[[ The data, beginning ]]
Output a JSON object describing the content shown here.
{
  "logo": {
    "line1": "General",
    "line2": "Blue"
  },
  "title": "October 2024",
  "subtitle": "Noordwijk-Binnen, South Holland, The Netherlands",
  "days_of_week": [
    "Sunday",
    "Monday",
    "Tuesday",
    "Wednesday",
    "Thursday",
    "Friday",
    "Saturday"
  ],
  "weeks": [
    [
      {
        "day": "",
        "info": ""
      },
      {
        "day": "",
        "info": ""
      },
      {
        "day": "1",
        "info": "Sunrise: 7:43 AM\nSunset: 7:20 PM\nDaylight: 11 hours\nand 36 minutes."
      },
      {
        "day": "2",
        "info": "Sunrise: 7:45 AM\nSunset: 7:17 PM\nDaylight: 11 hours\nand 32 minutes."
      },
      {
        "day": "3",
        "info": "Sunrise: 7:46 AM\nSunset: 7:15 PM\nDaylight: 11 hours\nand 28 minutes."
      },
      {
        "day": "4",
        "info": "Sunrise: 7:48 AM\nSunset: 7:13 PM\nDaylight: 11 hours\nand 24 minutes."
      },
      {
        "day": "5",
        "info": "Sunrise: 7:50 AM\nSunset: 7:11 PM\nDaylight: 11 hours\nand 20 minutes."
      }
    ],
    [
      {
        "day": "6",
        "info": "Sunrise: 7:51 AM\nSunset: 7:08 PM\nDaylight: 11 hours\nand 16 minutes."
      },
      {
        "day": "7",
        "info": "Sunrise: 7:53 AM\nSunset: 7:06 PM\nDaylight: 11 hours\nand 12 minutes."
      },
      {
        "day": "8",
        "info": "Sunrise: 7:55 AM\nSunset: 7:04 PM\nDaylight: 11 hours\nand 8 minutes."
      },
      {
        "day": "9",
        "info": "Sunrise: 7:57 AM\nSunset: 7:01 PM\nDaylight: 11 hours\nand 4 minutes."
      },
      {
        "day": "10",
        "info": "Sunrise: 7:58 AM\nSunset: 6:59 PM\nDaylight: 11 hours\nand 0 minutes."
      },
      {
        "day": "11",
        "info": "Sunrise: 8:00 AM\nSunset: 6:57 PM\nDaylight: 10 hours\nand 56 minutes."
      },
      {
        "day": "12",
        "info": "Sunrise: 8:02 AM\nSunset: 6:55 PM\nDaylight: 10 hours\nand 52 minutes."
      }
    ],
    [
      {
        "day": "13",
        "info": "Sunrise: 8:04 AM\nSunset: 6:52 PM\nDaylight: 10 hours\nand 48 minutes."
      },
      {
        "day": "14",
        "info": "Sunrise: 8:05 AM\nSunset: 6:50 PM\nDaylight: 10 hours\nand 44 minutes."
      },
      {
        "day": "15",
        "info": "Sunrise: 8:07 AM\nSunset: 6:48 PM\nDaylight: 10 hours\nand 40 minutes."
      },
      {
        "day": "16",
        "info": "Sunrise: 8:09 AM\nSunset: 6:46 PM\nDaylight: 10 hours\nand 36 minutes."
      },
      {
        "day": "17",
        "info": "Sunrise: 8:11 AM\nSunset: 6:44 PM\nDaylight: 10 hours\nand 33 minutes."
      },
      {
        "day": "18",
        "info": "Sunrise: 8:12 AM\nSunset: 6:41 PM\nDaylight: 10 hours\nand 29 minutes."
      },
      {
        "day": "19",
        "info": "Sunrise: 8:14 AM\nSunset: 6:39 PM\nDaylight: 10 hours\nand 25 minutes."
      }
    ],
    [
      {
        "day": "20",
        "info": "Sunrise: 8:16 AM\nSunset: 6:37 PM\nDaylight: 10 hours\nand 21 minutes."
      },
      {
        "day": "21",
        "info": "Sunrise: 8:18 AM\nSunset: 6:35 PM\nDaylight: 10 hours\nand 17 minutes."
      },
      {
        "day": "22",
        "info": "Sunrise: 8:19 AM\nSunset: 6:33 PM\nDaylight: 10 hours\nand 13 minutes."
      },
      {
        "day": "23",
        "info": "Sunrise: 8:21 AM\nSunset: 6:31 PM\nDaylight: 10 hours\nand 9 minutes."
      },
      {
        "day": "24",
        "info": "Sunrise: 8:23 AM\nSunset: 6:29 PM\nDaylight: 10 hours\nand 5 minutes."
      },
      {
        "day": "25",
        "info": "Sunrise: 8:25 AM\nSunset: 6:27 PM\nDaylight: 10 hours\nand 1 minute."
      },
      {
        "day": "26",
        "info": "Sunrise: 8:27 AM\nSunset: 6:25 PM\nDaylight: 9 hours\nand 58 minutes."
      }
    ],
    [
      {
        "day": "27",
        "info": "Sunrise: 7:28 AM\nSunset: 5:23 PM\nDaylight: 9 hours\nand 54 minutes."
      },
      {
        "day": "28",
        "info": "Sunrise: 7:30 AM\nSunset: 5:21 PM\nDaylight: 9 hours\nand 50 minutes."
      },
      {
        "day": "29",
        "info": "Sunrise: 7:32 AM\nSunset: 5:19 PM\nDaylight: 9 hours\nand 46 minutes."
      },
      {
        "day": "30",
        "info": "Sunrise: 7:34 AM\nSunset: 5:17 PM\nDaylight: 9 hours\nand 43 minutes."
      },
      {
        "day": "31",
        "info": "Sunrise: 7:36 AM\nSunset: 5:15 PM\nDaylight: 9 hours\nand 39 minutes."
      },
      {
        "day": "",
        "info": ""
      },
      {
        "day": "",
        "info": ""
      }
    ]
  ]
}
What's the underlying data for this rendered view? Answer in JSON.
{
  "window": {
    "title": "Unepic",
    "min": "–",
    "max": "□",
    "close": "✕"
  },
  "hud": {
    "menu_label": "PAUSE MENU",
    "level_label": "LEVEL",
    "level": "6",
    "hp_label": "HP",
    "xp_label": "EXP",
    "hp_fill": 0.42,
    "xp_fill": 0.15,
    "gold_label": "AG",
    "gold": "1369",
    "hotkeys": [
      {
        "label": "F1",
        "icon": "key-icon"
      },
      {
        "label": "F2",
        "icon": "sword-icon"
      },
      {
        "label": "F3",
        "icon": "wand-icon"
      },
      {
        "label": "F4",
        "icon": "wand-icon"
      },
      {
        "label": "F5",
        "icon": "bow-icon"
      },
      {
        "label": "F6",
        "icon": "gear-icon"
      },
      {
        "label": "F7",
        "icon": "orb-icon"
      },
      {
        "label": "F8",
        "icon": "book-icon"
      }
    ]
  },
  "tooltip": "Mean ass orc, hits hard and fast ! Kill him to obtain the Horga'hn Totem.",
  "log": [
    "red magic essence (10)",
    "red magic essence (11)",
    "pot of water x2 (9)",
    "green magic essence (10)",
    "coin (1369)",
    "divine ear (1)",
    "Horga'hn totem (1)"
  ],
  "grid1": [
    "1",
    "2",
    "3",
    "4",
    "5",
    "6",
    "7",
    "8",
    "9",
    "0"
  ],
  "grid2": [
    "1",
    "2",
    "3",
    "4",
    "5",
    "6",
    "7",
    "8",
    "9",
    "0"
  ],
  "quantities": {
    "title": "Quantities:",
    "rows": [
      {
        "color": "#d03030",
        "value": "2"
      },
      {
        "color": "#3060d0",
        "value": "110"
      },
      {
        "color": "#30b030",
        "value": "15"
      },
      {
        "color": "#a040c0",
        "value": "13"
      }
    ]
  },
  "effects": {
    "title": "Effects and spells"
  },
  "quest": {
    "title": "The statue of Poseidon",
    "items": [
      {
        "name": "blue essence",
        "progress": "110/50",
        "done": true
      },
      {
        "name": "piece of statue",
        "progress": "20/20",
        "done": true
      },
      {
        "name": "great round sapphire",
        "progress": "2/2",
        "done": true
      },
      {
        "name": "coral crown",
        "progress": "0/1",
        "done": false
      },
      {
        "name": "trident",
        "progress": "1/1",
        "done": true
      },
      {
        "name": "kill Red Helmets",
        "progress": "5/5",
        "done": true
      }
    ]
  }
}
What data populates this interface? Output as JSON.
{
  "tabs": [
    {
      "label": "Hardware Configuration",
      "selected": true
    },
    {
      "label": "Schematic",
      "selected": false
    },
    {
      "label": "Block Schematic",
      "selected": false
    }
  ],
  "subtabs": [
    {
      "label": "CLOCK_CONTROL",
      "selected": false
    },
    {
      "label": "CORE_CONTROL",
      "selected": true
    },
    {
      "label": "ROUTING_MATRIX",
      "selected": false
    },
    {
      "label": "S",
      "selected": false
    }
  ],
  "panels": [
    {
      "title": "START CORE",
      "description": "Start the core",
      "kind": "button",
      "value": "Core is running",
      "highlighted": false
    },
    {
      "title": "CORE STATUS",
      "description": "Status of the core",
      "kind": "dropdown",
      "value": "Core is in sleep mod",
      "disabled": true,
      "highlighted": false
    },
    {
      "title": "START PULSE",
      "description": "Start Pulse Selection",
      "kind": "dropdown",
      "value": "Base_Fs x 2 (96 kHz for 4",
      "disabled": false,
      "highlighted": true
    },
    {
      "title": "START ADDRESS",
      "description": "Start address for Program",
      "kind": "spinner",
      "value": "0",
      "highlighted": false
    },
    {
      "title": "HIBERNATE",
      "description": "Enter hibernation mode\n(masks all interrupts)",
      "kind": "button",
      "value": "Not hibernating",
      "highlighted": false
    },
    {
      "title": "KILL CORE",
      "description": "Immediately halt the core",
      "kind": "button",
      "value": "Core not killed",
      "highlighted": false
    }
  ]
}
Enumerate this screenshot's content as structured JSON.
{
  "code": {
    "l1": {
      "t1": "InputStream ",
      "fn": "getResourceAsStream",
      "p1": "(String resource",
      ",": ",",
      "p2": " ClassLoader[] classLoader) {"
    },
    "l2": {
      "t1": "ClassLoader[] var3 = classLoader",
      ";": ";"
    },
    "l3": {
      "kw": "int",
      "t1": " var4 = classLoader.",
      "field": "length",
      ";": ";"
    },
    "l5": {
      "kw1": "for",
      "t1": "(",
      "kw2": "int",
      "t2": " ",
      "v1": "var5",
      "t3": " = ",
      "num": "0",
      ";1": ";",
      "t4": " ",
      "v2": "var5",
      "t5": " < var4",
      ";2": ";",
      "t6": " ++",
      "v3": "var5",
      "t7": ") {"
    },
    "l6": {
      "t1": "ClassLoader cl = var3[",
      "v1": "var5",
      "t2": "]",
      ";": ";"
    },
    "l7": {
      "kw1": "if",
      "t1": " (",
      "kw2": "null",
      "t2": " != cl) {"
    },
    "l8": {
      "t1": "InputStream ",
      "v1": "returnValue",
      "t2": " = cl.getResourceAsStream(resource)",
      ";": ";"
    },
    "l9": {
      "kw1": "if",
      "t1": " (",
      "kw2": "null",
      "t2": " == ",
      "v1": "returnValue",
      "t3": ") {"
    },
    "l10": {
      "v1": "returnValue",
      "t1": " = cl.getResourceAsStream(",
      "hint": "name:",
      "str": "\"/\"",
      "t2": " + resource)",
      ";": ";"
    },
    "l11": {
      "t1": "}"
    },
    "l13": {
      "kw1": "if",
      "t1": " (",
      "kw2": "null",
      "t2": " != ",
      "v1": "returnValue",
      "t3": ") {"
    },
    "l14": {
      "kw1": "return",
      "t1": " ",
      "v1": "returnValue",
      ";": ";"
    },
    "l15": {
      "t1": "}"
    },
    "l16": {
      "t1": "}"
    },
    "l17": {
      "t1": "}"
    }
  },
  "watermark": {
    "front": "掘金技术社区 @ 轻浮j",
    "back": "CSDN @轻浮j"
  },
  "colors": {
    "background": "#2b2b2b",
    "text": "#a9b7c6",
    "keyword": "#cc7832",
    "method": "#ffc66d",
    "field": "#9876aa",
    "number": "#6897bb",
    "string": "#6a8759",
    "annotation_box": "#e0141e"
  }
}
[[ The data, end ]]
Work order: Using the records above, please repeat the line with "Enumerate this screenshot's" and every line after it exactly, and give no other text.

Answer space:
Enumerate this screenshot's content as structured JSON.
{
  "code": {
    "l1": {
      "t1": "InputStream ",
      "fn": "getResourceAsStream",
      "p1": "(String resource",
      ",": ",",
      "p2": " ClassLoader[] classLoader) {"
    },
    "l2": {
      "t1": "ClassLoader[] var3 = classLoader",
      ";": ";"
    },
    "l3": {
      "kw": "int",
      "t1": " var4 = classLoader.",
      "field": "length",
      ";": ";"
    },
    "l5": {
      "kw1": "for",
      "t1": "(",
      "kw2": "int",
      "t2": " ",
      "v1": "var5",
      "t3": " = ",
      "num": "0",
      ";1": ";",
      "t4": " ",
      "v2": "var5",
      "t5": " < var4",
      ";2": ";",
      "t6": " ++",
      "v3": "var5",
      "t7": ") {"
    },
    "l6": {
      "t1": "ClassLoader cl = var3[",
      "v1": "var5",
      "t2": "]",
      ";": ";"
    },
    "l7": {
      "kw1": "if",
      "t1": " (",
      "kw2": "null",
      "t2": " != cl) {"
    },
    "l8": {
      "t1": "InputStream ",
      "v1": "returnValue",
      "t2": " = cl.getResourceAsStream(resource)",
      ";": ";"
    },
    "l9": {
      "kw1": "if",
      "t1": " (",
      "kw2": "null",
      "t2": " == ",
      "v1": "returnValue",
      "t3": ") {"
    },
    "l10": {
      "v1": "returnValue",
      "t1": " = cl.getResourceAsStream(",
      "hint": "name:",
      "str": "\"/\"",
      "t2": " + resource)",
      ";": ";"
    },
    "l11": {
      "t1": "}"
    },
    "l13": {
      "kw1": "if",
      "t1": " (",
      "kw2": "null",
      "t2": " != ",
      "v1": "returnValue",
      "t3": ") {"
    },
    "l14": {
      "kw1": "return",
      "t1": " ",
      "v1": "returnValue",
      ";": ";"
    },
    "l15": {
      "t1": "}"
    },
    "l16": {
      "t1": "}"
    },
    "l17": {
      "t1": "}"
    }
  },
  "watermark": {
    "front": "掘金技术社区 @ 轻浮j",
    "back": "CSDN @轻浮j"
  },
  "colors": {
    "background": "#2b2b2b",
    "text": "#a9b7c6",
    "keyword": "#cc7832",
    "method": "#ffc66d",
    "field": "#9876aa",
    "number": "#6897bb",
    "string": "#6a8759",
    "annotation_box": "#e0141e"
  }
}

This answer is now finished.